It's a class show which generally appeals to all as clear from the reception it received and this touring version is stronger than my previous encounter with a better-suited lead, so if you have never seen the show, this is clearly the best opportunity to catch this "musical play", just don't expect the usual happy-clappy end to the average musical.

A stirring production of one of the most poignant musical shows out there.
⭐⭐

Performance reviewed: Monday 6th November 2017 at the Royal & Derngate (Derngate), Northampton.
Blood Brothers runs at the Royal & Derngate until Saturday 11th November 2017 before continuing its tour. Details at http://www.kenwright.com/index.php?id=590

For further details about the Royal & Derngate see their website at http://www.royalandderngate.co.uk


Danny Taylor as Sammy and Sean Jones as Mickey

Comments

Popular posts from this blog

Review of Woman In Mind by Masque Theatre at The Playhouse Theatre, Northampton

I like Alan Ayckbourn, I may only have seen a few of his vast array of plays previously, but all have been a delight, often crazy yes, but constantly funny, and especially in the second act spiralling often into just on the very edge of believable nonsense. With Woman In Mind, acknowledged by many as one of his finest works, my own personal jury is very much out on whether I liked it or not.
What was very good, mostly, however, were the performances, most especially the two that we are introduced to at the very beginning. The prostrate Susan (Nicola Osborne), with sinisterly lurking rake alongside her, and the bag struggling doctor, Bill (John Myhill).
Nicola Osborne has the unenviable task in this play of never leaving the stage, a feat in itself. Add to this the constant weaving of the character's world (more on this later), and you have a role featuring some significant challenge, one that Osborne ably surmounts.

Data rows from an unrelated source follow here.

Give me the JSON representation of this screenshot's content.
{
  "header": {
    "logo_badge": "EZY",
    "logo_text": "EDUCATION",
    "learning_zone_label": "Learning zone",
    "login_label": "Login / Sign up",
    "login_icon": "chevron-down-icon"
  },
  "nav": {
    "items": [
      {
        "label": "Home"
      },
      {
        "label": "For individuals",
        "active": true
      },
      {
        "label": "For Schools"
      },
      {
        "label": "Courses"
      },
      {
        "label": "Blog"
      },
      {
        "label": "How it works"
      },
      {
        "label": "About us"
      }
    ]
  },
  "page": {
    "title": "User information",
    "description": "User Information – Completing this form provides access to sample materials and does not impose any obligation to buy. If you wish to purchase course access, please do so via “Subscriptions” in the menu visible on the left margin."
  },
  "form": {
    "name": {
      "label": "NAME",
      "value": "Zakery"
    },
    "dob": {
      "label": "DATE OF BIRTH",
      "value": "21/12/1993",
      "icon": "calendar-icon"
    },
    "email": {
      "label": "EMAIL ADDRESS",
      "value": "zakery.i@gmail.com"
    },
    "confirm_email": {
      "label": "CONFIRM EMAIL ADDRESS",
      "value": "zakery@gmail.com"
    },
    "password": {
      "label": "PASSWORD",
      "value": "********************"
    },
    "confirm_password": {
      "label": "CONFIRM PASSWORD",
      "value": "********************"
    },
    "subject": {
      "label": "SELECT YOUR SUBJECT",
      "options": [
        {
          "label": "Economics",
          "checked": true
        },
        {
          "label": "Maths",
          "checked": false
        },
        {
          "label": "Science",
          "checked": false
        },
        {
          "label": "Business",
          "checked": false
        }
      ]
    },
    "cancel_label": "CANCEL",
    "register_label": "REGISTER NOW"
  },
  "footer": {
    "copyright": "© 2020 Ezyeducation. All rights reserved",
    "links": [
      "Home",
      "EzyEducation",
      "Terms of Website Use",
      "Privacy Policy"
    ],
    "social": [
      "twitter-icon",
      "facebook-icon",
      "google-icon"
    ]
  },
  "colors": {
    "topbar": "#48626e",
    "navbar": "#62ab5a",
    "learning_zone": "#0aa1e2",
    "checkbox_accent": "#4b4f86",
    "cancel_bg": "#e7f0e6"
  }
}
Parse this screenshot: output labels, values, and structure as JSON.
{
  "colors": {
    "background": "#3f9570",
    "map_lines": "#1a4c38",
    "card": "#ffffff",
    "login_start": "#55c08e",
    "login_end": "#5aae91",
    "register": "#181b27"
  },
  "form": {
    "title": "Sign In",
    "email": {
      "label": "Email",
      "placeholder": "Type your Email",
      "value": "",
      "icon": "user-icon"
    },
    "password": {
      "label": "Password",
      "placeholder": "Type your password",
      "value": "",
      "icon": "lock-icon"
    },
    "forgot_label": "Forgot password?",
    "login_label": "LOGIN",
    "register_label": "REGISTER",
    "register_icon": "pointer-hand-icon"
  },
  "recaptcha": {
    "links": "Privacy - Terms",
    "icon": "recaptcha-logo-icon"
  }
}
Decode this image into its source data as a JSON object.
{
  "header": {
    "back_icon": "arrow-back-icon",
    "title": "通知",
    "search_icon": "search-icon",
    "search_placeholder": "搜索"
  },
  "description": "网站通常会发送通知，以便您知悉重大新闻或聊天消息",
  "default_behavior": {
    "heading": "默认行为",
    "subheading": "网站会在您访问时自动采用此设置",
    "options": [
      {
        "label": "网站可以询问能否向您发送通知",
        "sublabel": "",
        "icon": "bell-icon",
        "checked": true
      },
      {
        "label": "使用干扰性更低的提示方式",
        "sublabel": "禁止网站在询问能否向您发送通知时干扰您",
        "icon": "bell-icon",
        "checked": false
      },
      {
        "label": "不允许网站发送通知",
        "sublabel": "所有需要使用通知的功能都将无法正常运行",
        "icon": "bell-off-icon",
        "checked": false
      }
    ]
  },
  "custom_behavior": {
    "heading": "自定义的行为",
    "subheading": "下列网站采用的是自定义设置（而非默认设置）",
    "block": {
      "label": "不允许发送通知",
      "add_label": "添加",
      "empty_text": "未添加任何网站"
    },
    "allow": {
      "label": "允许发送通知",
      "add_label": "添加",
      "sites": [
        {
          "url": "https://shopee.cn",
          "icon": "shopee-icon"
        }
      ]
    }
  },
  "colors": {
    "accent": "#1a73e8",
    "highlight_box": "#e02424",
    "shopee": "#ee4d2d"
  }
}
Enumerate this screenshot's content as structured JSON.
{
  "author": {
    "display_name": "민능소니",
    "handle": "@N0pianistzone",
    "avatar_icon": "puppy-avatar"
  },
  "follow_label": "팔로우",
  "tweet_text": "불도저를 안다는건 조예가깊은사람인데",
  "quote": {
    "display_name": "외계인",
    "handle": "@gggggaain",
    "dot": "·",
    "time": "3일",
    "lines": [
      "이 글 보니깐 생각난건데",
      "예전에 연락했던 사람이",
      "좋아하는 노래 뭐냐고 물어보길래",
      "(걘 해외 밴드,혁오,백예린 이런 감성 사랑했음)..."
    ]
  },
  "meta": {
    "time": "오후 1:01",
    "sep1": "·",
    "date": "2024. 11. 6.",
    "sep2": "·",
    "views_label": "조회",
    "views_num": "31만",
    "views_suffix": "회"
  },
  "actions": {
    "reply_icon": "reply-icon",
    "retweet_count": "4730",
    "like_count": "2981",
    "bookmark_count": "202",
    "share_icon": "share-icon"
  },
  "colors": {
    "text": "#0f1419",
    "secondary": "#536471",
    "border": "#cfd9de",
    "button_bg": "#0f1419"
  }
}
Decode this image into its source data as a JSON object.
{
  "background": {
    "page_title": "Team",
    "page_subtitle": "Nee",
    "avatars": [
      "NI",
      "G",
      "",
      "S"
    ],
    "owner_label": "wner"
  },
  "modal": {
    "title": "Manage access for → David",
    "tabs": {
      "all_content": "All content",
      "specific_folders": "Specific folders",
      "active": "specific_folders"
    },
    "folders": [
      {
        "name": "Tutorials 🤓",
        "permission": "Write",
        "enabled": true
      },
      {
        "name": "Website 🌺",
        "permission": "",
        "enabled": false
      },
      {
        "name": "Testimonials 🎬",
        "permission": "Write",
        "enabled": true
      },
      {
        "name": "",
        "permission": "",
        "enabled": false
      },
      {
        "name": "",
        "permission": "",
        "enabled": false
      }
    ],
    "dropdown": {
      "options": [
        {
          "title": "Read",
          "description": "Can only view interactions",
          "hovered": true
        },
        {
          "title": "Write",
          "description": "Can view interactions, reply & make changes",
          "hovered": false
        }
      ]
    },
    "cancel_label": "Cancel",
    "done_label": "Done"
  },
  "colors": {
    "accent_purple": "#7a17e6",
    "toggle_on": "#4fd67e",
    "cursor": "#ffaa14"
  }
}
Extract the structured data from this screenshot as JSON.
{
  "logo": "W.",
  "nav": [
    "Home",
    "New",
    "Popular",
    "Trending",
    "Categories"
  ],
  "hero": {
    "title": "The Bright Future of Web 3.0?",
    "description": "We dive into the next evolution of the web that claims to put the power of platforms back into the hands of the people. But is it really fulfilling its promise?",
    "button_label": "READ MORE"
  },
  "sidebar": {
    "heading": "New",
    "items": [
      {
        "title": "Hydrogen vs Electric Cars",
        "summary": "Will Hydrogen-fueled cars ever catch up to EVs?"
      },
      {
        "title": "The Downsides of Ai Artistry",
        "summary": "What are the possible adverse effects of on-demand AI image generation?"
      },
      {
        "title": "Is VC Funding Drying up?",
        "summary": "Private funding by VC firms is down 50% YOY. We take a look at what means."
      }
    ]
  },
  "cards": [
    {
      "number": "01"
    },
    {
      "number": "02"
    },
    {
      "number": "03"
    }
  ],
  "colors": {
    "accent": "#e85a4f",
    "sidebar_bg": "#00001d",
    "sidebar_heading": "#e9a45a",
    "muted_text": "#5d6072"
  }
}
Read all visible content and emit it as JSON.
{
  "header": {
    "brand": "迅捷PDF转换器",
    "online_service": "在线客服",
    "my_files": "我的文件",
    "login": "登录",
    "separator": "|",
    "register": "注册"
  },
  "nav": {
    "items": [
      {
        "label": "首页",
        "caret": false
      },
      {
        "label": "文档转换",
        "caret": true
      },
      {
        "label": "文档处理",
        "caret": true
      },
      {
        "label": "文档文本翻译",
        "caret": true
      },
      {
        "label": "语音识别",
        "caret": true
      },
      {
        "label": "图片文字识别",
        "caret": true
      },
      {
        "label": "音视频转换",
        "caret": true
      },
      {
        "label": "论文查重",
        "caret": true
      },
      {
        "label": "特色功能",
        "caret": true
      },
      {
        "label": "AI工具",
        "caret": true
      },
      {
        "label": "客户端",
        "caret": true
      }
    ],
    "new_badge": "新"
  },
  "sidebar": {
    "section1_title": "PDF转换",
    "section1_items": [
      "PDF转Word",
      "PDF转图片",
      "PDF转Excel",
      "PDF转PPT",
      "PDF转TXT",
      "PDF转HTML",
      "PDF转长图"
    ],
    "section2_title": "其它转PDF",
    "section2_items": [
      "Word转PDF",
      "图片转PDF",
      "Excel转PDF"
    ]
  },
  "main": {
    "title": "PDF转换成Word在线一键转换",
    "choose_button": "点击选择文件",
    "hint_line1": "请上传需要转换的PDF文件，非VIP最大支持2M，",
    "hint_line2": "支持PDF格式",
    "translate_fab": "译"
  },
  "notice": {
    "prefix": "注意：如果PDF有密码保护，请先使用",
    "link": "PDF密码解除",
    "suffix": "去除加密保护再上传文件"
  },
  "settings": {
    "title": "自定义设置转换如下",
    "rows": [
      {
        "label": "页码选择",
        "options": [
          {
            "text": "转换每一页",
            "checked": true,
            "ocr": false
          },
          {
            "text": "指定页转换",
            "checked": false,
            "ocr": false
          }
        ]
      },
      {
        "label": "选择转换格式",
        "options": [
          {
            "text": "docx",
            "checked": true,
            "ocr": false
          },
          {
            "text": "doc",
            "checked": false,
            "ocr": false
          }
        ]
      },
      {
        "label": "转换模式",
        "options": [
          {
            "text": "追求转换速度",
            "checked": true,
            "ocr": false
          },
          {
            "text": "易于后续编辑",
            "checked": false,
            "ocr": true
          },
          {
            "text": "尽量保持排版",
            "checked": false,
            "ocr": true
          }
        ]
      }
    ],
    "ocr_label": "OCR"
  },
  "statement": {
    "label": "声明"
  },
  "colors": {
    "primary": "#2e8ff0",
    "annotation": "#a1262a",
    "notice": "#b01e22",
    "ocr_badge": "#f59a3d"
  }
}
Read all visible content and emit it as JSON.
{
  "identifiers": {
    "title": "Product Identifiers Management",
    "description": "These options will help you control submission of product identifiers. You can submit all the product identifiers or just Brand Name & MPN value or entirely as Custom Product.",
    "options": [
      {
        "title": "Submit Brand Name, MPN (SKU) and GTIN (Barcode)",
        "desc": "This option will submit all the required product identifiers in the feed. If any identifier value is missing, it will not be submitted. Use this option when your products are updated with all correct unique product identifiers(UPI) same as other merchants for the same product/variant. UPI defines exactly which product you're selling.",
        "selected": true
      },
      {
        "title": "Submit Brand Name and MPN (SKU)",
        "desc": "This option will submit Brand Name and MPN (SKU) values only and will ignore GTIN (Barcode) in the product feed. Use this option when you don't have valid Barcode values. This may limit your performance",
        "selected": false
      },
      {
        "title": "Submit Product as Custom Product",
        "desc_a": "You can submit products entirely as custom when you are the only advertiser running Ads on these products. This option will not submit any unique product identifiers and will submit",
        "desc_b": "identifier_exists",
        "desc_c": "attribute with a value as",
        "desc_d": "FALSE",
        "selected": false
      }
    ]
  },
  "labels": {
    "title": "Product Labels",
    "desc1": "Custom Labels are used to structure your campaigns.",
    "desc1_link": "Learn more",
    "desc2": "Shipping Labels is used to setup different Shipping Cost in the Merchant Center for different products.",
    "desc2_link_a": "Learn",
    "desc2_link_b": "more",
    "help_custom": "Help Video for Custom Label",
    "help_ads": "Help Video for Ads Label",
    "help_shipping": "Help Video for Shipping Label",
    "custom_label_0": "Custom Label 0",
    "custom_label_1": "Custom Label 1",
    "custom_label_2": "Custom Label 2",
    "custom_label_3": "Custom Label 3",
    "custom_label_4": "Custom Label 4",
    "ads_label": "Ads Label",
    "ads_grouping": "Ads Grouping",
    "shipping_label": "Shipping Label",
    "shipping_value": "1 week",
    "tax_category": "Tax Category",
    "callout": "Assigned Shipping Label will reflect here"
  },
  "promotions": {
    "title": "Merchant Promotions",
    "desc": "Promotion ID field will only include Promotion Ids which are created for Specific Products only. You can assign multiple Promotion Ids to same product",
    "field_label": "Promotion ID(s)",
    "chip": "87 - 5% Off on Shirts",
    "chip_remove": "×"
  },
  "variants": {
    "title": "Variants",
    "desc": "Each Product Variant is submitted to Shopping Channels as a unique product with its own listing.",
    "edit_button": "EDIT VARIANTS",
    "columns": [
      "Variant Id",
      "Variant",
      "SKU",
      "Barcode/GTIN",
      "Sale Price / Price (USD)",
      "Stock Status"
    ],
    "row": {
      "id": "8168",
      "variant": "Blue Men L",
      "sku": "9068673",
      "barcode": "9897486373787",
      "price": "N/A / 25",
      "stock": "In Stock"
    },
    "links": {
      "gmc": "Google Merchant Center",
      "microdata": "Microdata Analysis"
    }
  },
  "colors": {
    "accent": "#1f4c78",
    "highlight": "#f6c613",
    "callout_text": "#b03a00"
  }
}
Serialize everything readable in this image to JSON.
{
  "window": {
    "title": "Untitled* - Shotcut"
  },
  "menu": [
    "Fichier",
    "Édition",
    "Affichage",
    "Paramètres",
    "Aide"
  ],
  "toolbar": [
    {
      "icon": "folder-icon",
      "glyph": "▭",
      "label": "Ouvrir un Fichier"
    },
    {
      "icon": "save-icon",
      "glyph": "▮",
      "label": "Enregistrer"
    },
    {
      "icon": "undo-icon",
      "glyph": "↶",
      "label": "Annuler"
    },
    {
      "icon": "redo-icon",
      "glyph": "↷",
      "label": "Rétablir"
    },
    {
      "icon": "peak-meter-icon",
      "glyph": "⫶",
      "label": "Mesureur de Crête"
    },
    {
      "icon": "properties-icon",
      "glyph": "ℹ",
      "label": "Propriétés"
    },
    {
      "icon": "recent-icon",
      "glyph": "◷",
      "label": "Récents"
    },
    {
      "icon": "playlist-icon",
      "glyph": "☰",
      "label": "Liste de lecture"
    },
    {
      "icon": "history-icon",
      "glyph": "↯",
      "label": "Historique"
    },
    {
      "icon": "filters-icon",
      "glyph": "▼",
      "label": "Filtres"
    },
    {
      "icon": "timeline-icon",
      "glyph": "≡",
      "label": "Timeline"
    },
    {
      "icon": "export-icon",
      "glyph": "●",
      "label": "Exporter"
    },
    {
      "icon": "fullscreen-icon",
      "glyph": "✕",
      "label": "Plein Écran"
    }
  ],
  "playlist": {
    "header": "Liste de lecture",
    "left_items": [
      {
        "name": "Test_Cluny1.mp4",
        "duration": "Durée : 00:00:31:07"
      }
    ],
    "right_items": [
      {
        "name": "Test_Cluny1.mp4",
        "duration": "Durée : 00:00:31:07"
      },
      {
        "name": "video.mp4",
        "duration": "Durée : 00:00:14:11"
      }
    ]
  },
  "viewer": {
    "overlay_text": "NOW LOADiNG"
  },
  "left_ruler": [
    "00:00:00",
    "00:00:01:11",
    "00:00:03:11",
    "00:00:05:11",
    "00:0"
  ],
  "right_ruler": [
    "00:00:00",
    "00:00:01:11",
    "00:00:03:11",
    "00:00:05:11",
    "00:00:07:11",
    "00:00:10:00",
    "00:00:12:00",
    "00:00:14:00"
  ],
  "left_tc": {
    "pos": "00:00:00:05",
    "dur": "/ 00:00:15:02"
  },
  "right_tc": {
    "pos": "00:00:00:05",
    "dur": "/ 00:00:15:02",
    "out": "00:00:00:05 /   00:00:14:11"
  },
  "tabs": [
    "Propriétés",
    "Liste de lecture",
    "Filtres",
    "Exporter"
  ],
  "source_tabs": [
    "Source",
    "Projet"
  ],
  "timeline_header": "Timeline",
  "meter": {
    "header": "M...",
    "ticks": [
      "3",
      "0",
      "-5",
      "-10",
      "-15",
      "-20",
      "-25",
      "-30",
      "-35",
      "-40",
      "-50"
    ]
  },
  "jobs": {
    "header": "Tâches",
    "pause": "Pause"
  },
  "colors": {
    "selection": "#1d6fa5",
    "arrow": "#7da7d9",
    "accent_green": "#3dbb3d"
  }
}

I once described Osborne as a "safe pair of hands" in …

Press launch of Sting's The Last Ship at Errol Flynn Filmhouse, Northampton

On Friday 16th February 2018, I attended the official press launch of The Last Ship. In attendance were the writer of the show, Sting, and cast members for the 2018 UK tour Richard Fleeshman, Charlie Hardwick and Joe McGann, with musical support from Rob Mathes.

During the event, opened entertainingly by producer Karl Sydow, Sting and the cast members performed seven of the songs from the show: The Last Ship (Sting), Dead Man's Boots (Sting and Fleeshman), Sail Away (Hardwick), The Night the Pugilist Learned to Dance (Fleeshman), What Say You Meg? (Fleeshman) and What Have You Got? (Sting and cast).

Each of these songs showed us a great background to the evocative tale that The Last Ship tells, of a community under attack as its crucial shipbuilding industry begins to fail. The performers and Sting himself delivered the songs with huge passion, despite, as Sting himself commented, the earnestness of the hour, with the event beginning at 10 am.

The Last Ship was initially inspired …

Review of Accused, performed by University Of Northampton BA Actors at St Peter's Church, Northampton

Going into seeing Accused, the first devised show by this years third year BA Actors graduates, I have to confess I shamefully knew nothing of its influence, Oscar Wilde's The Ballad of Reading Gaol. However, it wasn't a great leap for me to identify that the piece gorgeously sung by the whole cast at the end of this really imaginative piece, was indeed part of the Ballad itself.

The Ballad it turns out, written by Wilde during exile following release from Reading tells of the execution of a man called Wooldridge, a man hung for cutting the throat of his wife. In Accused, we have another prisoner, destined to hang, but cleverly for what remains to its end, an unknown crime. It's bad, pretty bad, clear from the reaction of both prisoner and guards alike, and the Accused's life is generally in danger a great deal, long before the Executioner (played extremely nicely by Georgi McKie) comes to do her bidding.

Playing the Accused, and really rather brilliantly, is Alexande…